Work instruction: This exercise asks for the entries to be repeated exactly, without their images.

(Website and app data records)

*** Begin section ***

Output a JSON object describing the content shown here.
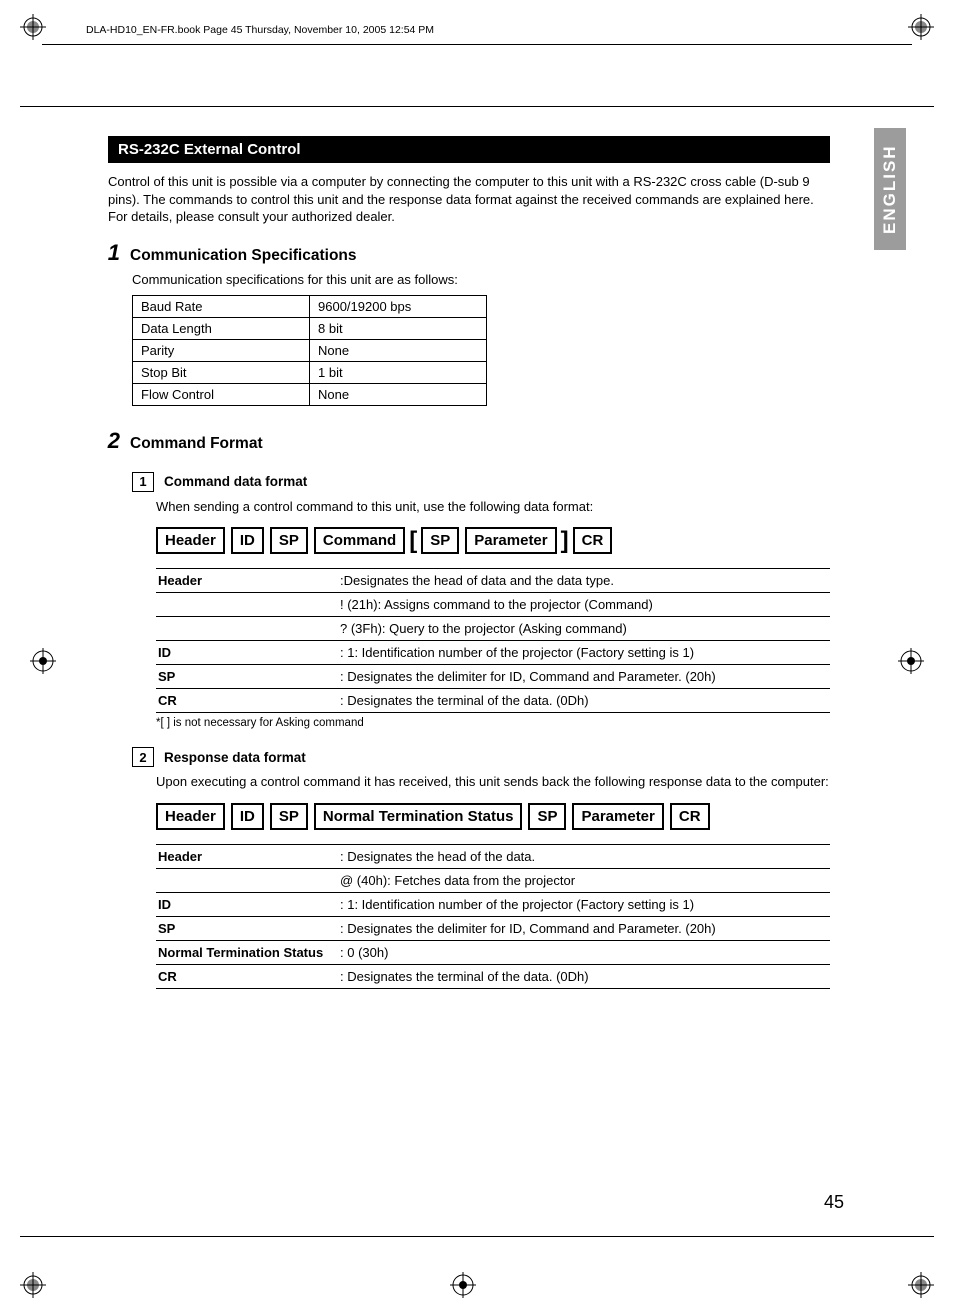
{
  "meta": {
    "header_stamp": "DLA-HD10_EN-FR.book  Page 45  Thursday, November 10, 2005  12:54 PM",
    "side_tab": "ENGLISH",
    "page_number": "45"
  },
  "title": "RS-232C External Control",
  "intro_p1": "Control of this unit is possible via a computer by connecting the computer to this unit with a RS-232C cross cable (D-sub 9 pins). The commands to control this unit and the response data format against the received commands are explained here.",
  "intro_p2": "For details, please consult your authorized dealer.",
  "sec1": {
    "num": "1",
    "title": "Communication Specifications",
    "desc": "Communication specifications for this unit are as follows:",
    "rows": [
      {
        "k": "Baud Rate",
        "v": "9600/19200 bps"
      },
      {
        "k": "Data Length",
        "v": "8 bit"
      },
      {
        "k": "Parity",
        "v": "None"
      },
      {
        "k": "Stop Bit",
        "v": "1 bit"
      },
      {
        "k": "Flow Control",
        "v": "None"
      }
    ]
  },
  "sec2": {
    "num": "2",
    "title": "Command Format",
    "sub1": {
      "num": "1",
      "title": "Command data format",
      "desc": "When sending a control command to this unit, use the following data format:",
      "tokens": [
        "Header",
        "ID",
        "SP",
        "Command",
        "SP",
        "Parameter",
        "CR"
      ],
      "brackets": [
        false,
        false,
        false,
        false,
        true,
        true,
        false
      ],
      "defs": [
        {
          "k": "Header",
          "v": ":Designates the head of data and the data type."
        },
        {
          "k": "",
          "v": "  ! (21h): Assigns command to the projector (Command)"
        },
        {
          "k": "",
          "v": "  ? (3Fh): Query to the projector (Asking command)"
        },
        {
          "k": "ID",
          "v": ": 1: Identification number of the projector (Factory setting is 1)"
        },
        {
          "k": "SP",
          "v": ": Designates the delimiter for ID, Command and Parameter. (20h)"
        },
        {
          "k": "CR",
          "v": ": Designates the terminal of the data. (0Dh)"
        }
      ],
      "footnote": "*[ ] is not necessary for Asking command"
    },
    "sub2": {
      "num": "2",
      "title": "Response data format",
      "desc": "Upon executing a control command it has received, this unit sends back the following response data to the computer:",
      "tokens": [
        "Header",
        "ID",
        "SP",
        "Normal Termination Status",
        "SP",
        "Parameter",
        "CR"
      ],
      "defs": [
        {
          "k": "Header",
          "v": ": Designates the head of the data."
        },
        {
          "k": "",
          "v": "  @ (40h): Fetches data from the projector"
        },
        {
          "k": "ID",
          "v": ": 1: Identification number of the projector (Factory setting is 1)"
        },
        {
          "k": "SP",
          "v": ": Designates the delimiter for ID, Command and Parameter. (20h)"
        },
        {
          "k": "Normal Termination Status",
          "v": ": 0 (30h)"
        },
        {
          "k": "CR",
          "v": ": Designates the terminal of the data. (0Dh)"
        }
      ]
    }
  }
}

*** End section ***

Final answer:
Output a JSON object describing the content shown here.
{
  "meta": {
    "header_stamp": "DLA-HD10_EN-FR.book  Page 45  Thursday, November 10, 2005  12:54 PM",
    "side_tab": "ENGLISH",
    "page_number": "45"
  },
  "title": "RS-232C External Control",
  "intro_p1": "Control of this unit is possible via a computer by connecting the computer to this unit with a RS-232C cross cable (D-sub 9 pins). The commands to control this unit and the response data format against the received commands are explained here.",
  "intro_p2": "For details, please consult your authorized dealer.",
  "sec1": {
    "num": "1",
    "title": "Communication Specifications",
    "desc": "Communication specifications for this unit are as follows:",
    "rows": [
      {
        "k": "Baud Rate",
        "v": "9600/19200 bps"
      },
      {
        "k": "Data Length",
        "v": "8 bit"
      },
      {
        "k": "Parity",
        "v": "None"
      },
      {
        "k": "Stop Bit",
        "v": "1 bit"
      },
      {
        "k": "Flow Control",
        "v": "None"
      }
    ]
  },
  "sec2": {
    "num": "2",
    "title": "Command Format",
    "sub1": {
      "num": "1",
      "title": "Command data format",
      "desc": "When sending a control command to this unit, use the following data format:",
      "tokens": [
        "Header",
        "ID",
        "SP",
        "Command",
        "SP",
        "Parameter",
        "CR"
      ],
      "brackets": [
        false,
        false,
        false,
        false,
        true,
        true,
        false
      ],
      "defs": [
        {
          "k": "Header",
          "v": ":Designates the head of data and the data type."
        },
        {
          "k": "",
          "v": "  ! (21h): Assigns command to the projector (Command)"
        },
        {
          "k": "",
          "v": "  ? (3Fh): Query to the projector (Asking command)"
        },
        {
          "k": "ID",
          "v": ": 1: Identification number of the projector (Factory setting is 1)"
        },
        {
          "k": "SP",
          "v": ": Designates the delimiter for ID, Command and Parameter. (20h)"
        },
        {
          "k": "CR",
          "v": ": Designates the terminal of the data. (0Dh)"
        }
      ],
      "footnote": "*[ ] is not necessary for Asking command"
    },
    "sub2": {
      "num": "2",
      "title": "Response data format",
      "desc": "Upon executing a control command it has received, this unit sends back the following response data to the computer:",
      "tokens": [
        "Header",
        "ID",
        "SP",
        "Normal Termination Status",
        "SP",
        "Parameter",
        "CR"
      ],
      "defs": [
        {
          "k": "Header",
          "v": ": Designates the head of the data."
        },
        {
          "k": "",
          "v": "  @ (40h): Fetches data from the projector"
        },
        {
          "k": "ID",
          "v": ": 1: Identification number of the projector (Factory setting is 1)"
        },
        {
          "k": "SP",
          "v": ": Designates the delimiter for ID, Command and Parameter. (20h)"
        },
        {
          "k": "Normal Termination Status",
          "v": ": 0 (30h)"
        },
        {
          "k": "CR",
          "v": ": Designates the terminal of the data. (0Dh)"
        }
      ]
    }
  }
}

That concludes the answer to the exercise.